Soon we emerge onto a huge high plateau at 4740 ft surrounded by mountains that shoot up to 8277ft. A horse is galloping at full speed. A distinguished old man is walking. A shepherd is talking on his cell phone. Did I fall into a Fellini movie set??? I have to stop. Breathe. Enjoy. But I can’t because a hundred feet away, a little girl is waving. At me? This is all so surreal. I point at myself. She smiles and keeps waving. I look behind me. I’m alone. And spellbound. Without another thought, I make a B-line through a field to be united with her. Mike’s last words “Where … where … are you going?” No time to explain.
It takes but three seconds until I am deeply engaged in a conversation with Danielje, Anastacja’s big brother, who runs the family business with his parents. They have a restaurant and three tiny A-frame cabins. This is heaven: we have arrived. Let’s stay a while. Several days in fact.
Before we hit the road again, I get it: Anastacja is the special child!
I take my bag apart, throwing all of its contents on the ground under the eyes of some onlookers who must be wondering about my sanity. And there — finally: I find it: the bracelet! I am SO happy. But hardly as happy as Anastacja herself. I tell her the whole story about Valerie, our long friendship, and how she gave me the bracelet with a request to find a “special child.” She beams!
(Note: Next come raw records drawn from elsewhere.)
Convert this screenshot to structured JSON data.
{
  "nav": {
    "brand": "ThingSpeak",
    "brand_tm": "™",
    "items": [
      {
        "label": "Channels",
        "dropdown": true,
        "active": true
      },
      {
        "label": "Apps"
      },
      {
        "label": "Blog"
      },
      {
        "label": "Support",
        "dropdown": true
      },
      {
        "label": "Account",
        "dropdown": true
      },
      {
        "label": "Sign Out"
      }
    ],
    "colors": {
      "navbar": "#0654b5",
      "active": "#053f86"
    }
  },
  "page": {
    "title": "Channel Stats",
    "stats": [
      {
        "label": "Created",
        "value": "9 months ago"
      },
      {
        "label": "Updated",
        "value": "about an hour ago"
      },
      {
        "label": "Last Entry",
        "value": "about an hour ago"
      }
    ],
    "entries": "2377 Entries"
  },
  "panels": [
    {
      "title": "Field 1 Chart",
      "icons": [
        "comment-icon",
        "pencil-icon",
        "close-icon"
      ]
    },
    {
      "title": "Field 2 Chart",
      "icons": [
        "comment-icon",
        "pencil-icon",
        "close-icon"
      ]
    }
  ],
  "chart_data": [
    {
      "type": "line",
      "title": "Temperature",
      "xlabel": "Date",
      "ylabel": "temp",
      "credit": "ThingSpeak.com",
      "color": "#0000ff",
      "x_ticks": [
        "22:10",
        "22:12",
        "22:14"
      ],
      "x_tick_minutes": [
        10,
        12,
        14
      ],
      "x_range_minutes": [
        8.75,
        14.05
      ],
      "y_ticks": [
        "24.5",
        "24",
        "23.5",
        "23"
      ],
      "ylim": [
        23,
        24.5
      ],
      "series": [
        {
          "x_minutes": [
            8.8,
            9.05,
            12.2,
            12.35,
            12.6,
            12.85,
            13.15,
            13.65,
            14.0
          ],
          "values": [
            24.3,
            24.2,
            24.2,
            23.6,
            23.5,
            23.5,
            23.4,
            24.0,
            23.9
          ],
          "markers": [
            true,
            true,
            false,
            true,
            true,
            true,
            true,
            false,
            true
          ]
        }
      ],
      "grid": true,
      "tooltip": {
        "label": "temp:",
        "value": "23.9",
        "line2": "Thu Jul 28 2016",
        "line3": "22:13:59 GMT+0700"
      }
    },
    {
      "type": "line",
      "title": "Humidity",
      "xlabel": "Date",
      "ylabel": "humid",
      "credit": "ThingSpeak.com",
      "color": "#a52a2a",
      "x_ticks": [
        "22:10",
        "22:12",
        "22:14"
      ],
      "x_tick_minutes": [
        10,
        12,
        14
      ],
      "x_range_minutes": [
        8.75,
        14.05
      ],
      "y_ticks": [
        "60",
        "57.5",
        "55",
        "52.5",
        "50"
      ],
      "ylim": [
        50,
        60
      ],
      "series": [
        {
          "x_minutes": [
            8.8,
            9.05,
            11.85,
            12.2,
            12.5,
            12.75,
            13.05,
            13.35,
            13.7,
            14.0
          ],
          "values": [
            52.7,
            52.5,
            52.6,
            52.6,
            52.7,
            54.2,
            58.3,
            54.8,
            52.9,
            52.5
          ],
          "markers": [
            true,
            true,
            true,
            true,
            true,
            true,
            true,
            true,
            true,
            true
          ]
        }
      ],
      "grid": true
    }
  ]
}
We on the other hand, left with the best of gifts: two bottles of Grandpa’s delicious wine — one which we drank with my niece Sévane in Romania, and one that traveled through nine countries and was drunk in Mike’s home, as Danielje had asked.